MIPIM 2022 was like approaching a familiar friend after two years of enforced Covid absence. Like all friends and businesses post pandemic, we found it changed and unchanged. At times it also sat uneasily to be in Cannes against the appalling base note of the first major European war since the 1990s and the break-up of Yugoslavia (about which many seem to have amnesia). The Ukrainian stand will have brought many up short, as it did us.
MIPIM 2022 thus had the job of helping us to look forward in a context of a Europe and a globe faced with a generational level of continuing health, climate, economic and conflict turmoil. It was thus strange to find ourselves surrounded by an essentially buoyant and positive atmosphere. In some ways that will be because attendees are perhaps a self-selecting breed and positive by nature, but amongst many there was a clear determination to get on with business and grasp opportunity. Of MIPIM 2009 I have often said that the bands were still playing, and the merry go rounds were still turning but at first folk, on the whole, were lost as to why they were there. It was though ultimately highly effective and focused. By rights MIPIM 2022 should have started in the same but it was not and there was a determined right back to business atmosphere.

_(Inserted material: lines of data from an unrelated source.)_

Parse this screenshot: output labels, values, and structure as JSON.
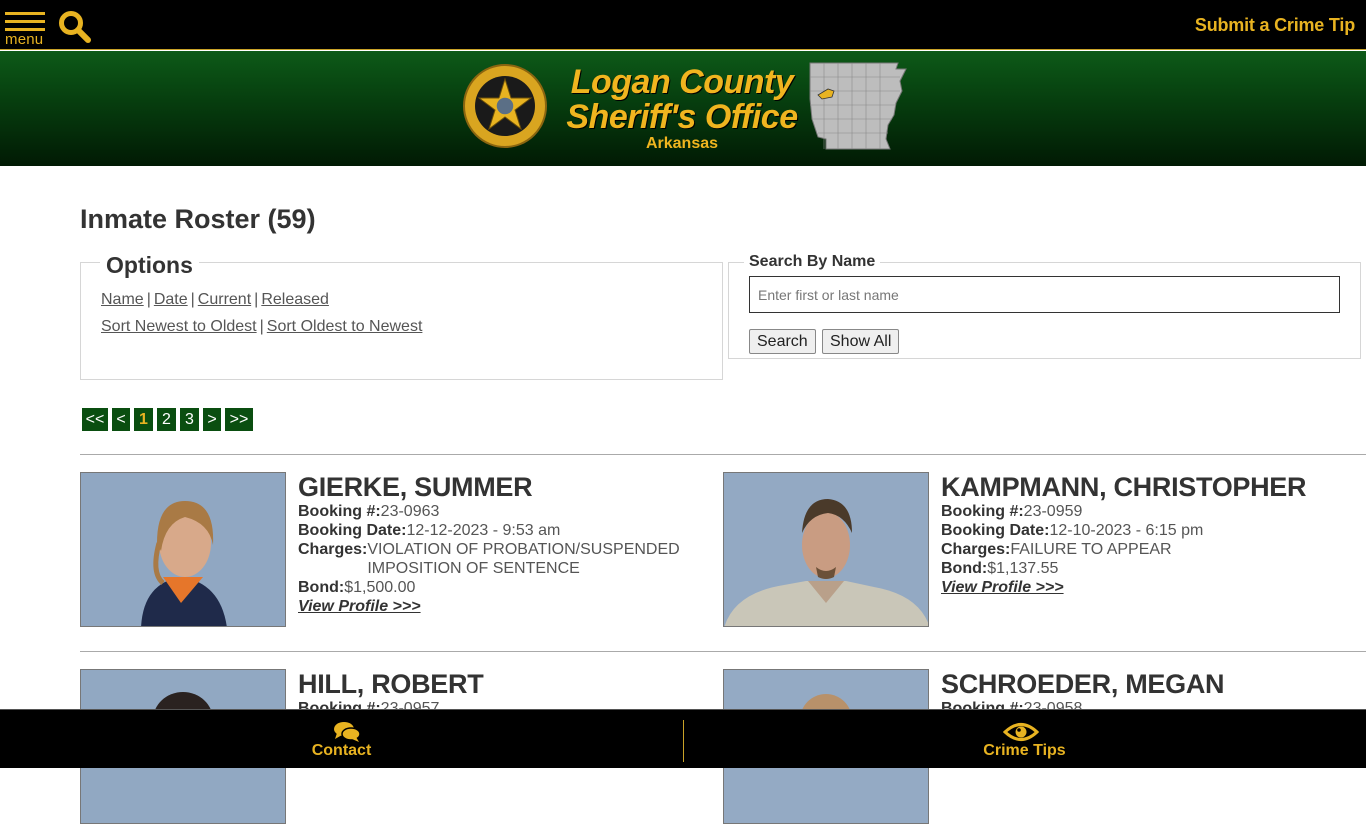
{
  "topbar": {
    "menu_label": "menu",
    "crime_tip_label": "Submit a Crime Tip",
    "accent": "#e8b321"
  },
  "banner": {
    "title_line1": "Logan County",
    "title_line2": "Sheriff's Office",
    "subtitle": "Arkansas",
    "badge_icon": "sheriff-star-badge",
    "map_icon": "arkansas-county-map"
  },
  "main": {
    "page_title": "Inmate Roster (59)",
    "options": {
      "legend": "Options",
      "sort_fields": [
        "Name",
        "Date",
        "Current",
        "Released"
      ],
      "sort_orders": [
        "Sort Newest to Oldest",
        "Sort Oldest to Newest"
      ],
      "separator": "|"
    },
    "search": {
      "legend": "Search By Name",
      "placeholder": "Enter first or last name",
      "value": "",
      "search_button": "Search",
      "show_all_button": "Show All"
    },
    "pagination": {
      "first": "<<",
      "prev": "<",
      "pages": [
        "1",
        "2",
        "3"
      ],
      "current_page": "1",
      "next": ">",
      "last": ">>"
    },
    "labels": {
      "booking_no": "Booking #:",
      "booking_date": "Booking Date:",
      "charges": "Charges:",
      "bond": "Bond:",
      "view_profile": "View Profile >>>"
    },
    "inmates": [
      {
        "name": "GIERKE, SUMMER",
        "booking_no": "23-0963",
        "booking_date": "12-12-2023 - 9:53 am",
        "charges_line1": "VIOLATION OF PROBATION/SUSPENDED",
        "charges_line2": "IMPOSITION OF SENTENCE",
        "bond": "$1,500.00"
      },
      {
        "name": "KAMPMANN, CHRISTOPHER",
        "booking_no": "23-0959",
        "booking_date": "12-10-2023 - 6:15 pm",
        "charges_line1": "FAILURE TO APPEAR",
        "charges_line2": "",
        "bond": "$1,137.55"
      },
      {
        "name": "HILL, ROBERT",
        "booking_no": "23-0957"
      },
      {
        "name": "SCHROEDER, MEGAN",
        "booking_no": "23-0958"
      }
    ]
  },
  "bottombar": {
    "contact_label": "Contact",
    "contact_icon": "chat-bubbles-icon",
    "crime_tips_label": "Crime Tips",
    "crime_tips_icon": "eye-icon"
  }
}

I have a 30-year perspective on MIPIM (for the 10th anniversary the Mayor presented veterans with a smart glass ashtray) and had the great benefit of being accompanied by a business Partner, Rachel Dunn, attending for the first time. A great way to test things changed and unchanged. First then some business social impressions and then some business themes. Entirely personal and subjective of course but here they are.

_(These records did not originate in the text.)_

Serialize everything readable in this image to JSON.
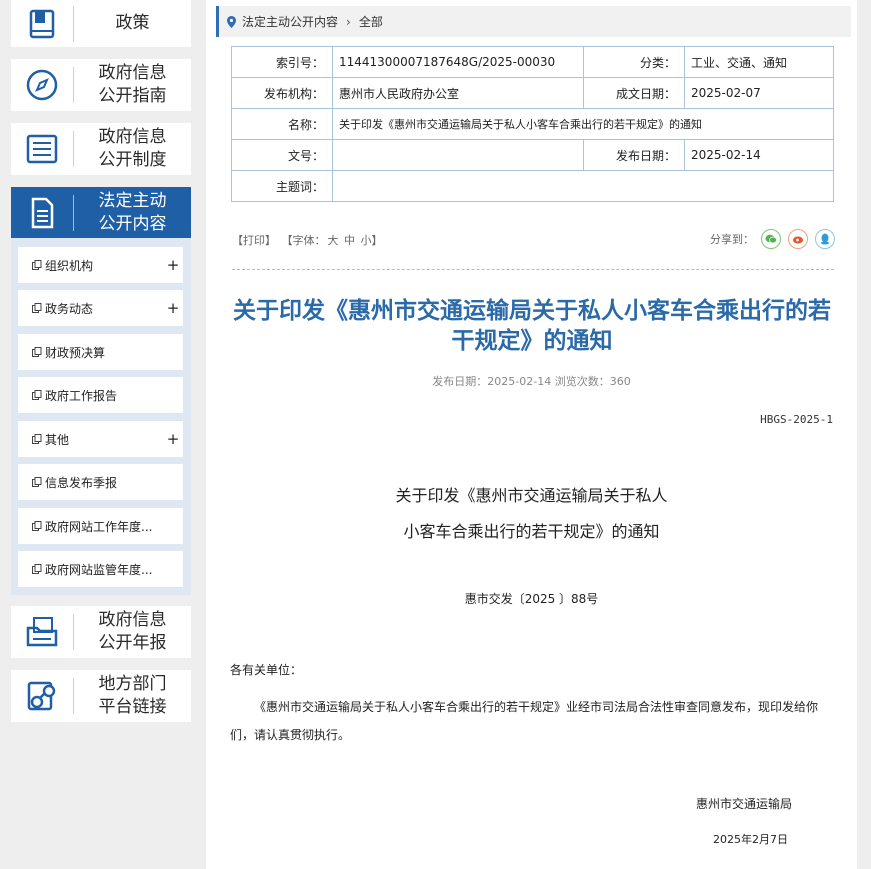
{
  "sidebar": {
    "nav": [
      {
        "label": "政策"
      },
      {
        "label": "政府信息\n公开指南"
      },
      {
        "label": "政府信息\n公开制度"
      },
      {
        "label": "法定主动\n公开内容"
      },
      {
        "label": "政府信息\n公开年报"
      },
      {
        "label": "地方部门\n平台链接"
      }
    ],
    "subitems": [
      {
        "label": "组织机构",
        "plus": "+"
      },
      {
        "label": "政务动态",
        "plus": "+"
      },
      {
        "label": "财政预决算",
        "plus": ""
      },
      {
        "label": "政府工作报告",
        "plus": ""
      },
      {
        "label": "其他",
        "plus": "+"
      },
      {
        "label": "信息发布季报",
        "plus": ""
      },
      {
        "label": "政府网站工作年度...",
        "plus": ""
      },
      {
        "label": "政府网站监管年度...",
        "plus": ""
      }
    ]
  },
  "breadcrumb": {
    "item1": "法定主动公开内容",
    "item2": "全部"
  },
  "meta": {
    "index_label": "索引号：",
    "index_value": "11441300007187648G/2025-00030",
    "category_label": "分类：",
    "category_value": "工业、交通、通知",
    "org_label": "发布机构：",
    "org_value": "惠州市人民政府办公室",
    "created_label": "成文日期：",
    "created_value": "2025-02-07",
    "name_label": "名称：",
    "name_value": "关于印发《惠州市交通运输局关于私人小客车合乘出行的若干规定》的通知",
    "docno_label": "文号：",
    "docno_value": "",
    "pubdate_label": "发布日期：",
    "pubdate_value": "2025-02-14",
    "subject_label": "主题词：",
    "subject_value": ""
  },
  "tools": {
    "print": "【打印】",
    "font": "【字体：",
    "font_big": "大",
    "font_mid": "中",
    "font_small": "小】"
  },
  "share": {
    "label": "分享到：",
    "icons": [
      "wechat-icon",
      "weibo-icon",
      "qq-icon"
    ]
  },
  "article": {
    "title": "关于印发《惠州市交通运输局关于私人小客车合乘出行的若干规定》的通知",
    "pubinfo": "发布日期：2025-02-14  浏览次数：360",
    "code": "HBGS-2025-1",
    "subtitle_line1": "关于印发《惠州市交通运输局关于私人",
    "subtitle_line2": "小客车合乘出行的若干规定》的通知",
    "docno": "惠市交发〔2025 〕88号",
    "addressee": "各有关单位：",
    "body": "《惠州市交通运输局关于私人小客车合乘出行的若干规定》业经市司法局合法性审查同意发布，现印发给你们，请认真贯彻执行。",
    "signature": "惠州市交通运输局",
    "date": "2025年2月7日"
  },
  "colors": {
    "accent": "#1f5fa6",
    "title": "#2b6aa8",
    "border": "#a9c3dd"
  }
}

I asked my colleague Rachel Dunn how she found it. With fresh eyes here are some thoughts. MIPIM is about meeting people, listening, and being open minded. Folk are there to do business, it is hard work (pleasing to hear after all the years of junket jibes). It is odd not to seek and be offered a business card (ours were electronic which new) there is no rest and no time, despite a Tuesday to Friday visit and 25,000 steps a day there was more to do and more connections to be made, and the opportunity to mix is unparalleled, whether over breakfasts, coffees, drinks, lunches or dinner in the hills. I think that of late I have taken this for granted (along with travel itself) for Rachel closed by noting she had met more interesting and engaging business people and spoken with them properly in three days than you could perhaps in two years. There also appears a very welcome lasting change.

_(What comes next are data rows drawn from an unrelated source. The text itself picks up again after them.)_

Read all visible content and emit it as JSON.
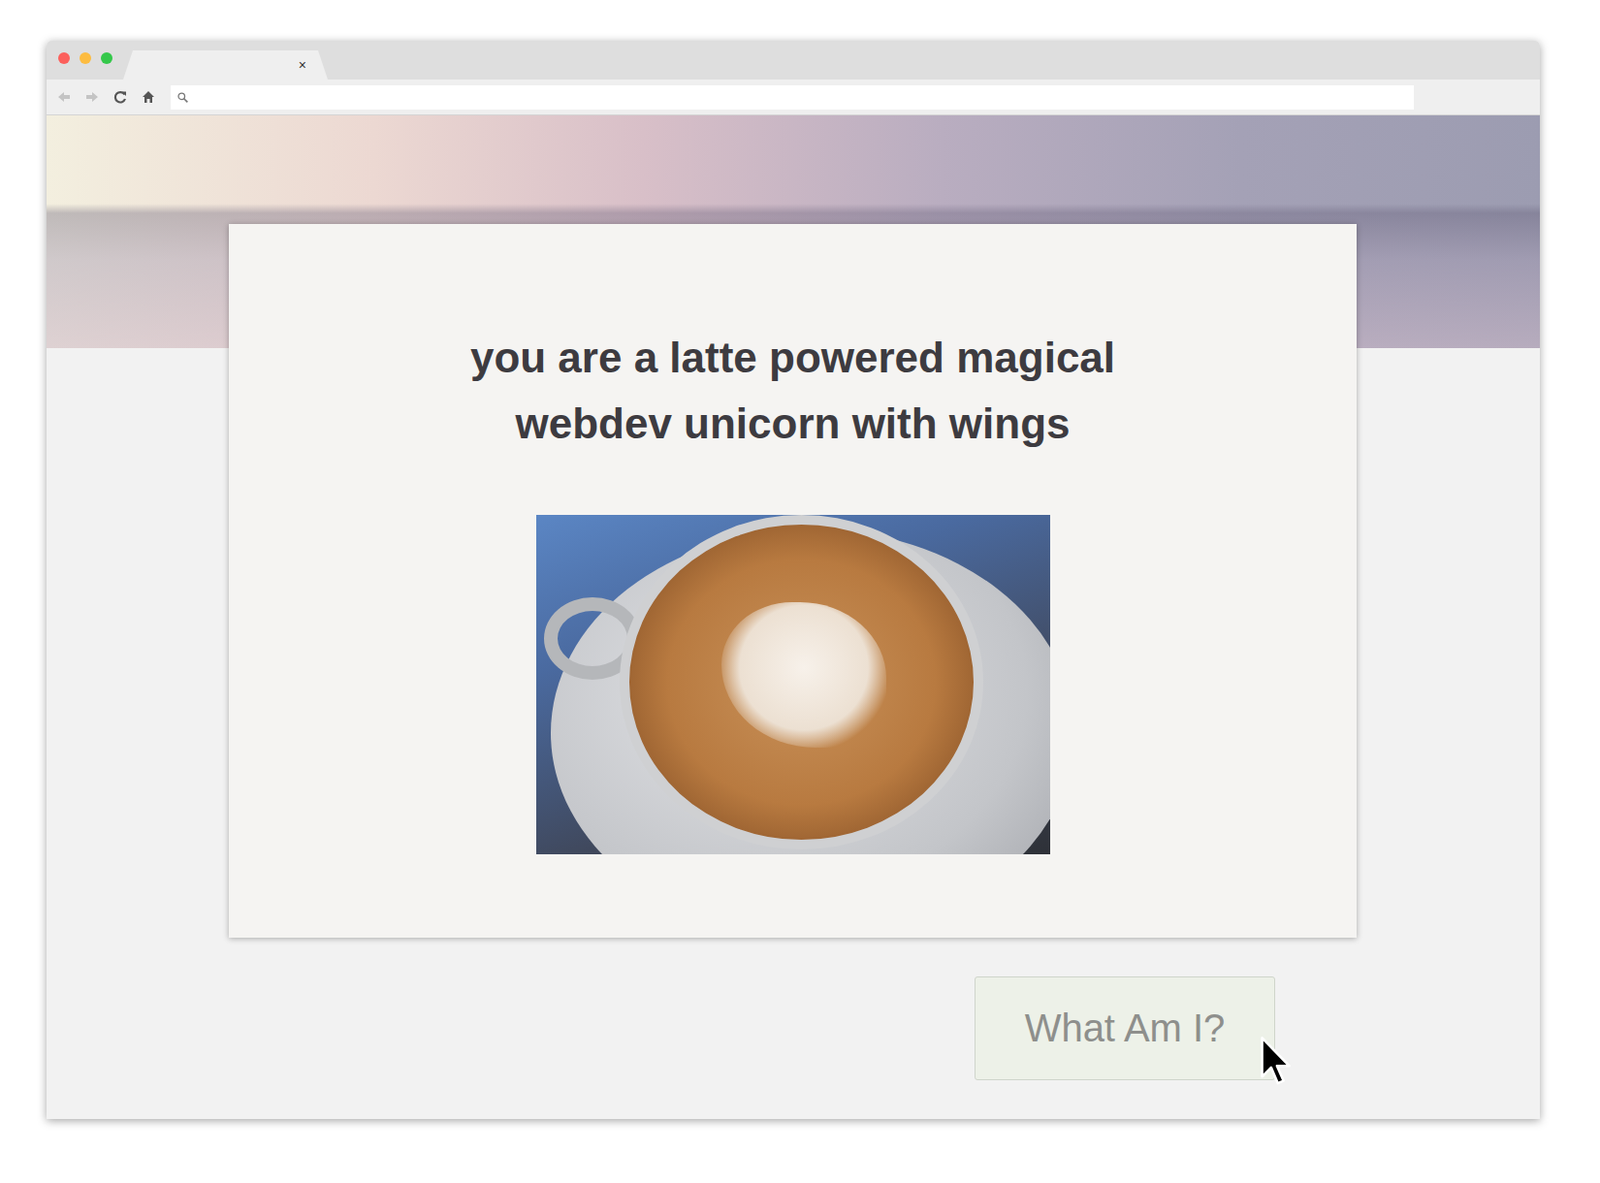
{
  "browser": {
    "tab": {
      "close": "×"
    }
  },
  "result": {
    "heading": "you are a latte powered magical webdev unicorn with wings"
  },
  "button": {
    "label": "What Am I?"
  }
}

The lad’s environment of old does seem to have largely been disposed of.
Turning away from making connections, I cannot say there was a single market theme but here is what struck us:
There is a continued appetite for student accommodation and co-living and a very pleasing resurgence in hotel sector interest linked to a sense that the world will now live with Covid and pandemics.
There is still a weight of money with investors looking for products and debt providers looking for investors and developers.
There remains confidence in the UK as a safe haven though some concern from European investors around the impact of BREXIT (though the views very mixed) and always a question around whether Scotland will cede (which for some but not all strikes Scotland off their investment list).
There is an excitement about the opportunities afforded by the rise of EVs and all matters net zero, but a general frustration at a national failure to address the infrastructure, which seen as must have to be driven by central government.
Some great innovative thoughts about a return to rail hubs to meet the “last mile” delivery challenge in a sustainable way.
A strong interest in the drive to re-open rail nationally to passenger services (with which we are involved) again to aid the net zero goal and render areas viable and accessible for housing and commercial development. This is always of course linked to the heavy frustration that north south travel is twice as fast as east to west.
Housing of course, always housing, linked more than ever to repurposing of commercial, retail and office assets and indeed their demolition and replacement. Every second lawyer I met seemed to be involved (as we are) in office block to residential conversions or co-living/long stay apartment projects. (The term co-living is falling out of favour). Talk too of residential buyer becoming “location agnostic” (which is someone else’s clever turn of phrase) with remote working opening up less commutable and, for now, more affordable properties.
What to do with secondary shopping centres – mostly just a question…
Post Covid an obvious interest in flexible office environments and hub office space in market towns and a clear tension of view between those who strongly believe folk will return in the end to five days a week and those who believe there has been a paradigm shift in working patterns. I use “believe” deliberately as folk can get quite energised around the righteous path!
And IT. It is fair to say we are always being told that IT will revolutionise our world. It does so constantly, and I was very taken by a conversation that highlighted the rise of BTR and that as an asset class if it is to maximise returns and compete it needs to be slicker and that IT can do that.
A round disclaimer applies to all our comments and the themes we picked up. I hope though of interest.
To close my favourite comment (from a very successful investor and long-term friend) “sheds, I still don’t understand sheds, I know they are valuable now, but I remember £4psf, I’m not buying sheds…). Oh, and my much younger colleague was also tired, which gives me some hope.
We’ll certainly attend in March 2023. As the property industry continues to thrive and evolve myself and my team are on hand until then for advice and insight around your property requirements.
To discuss this further, contact gunnercooke Real Estate partner Simon Etchells here.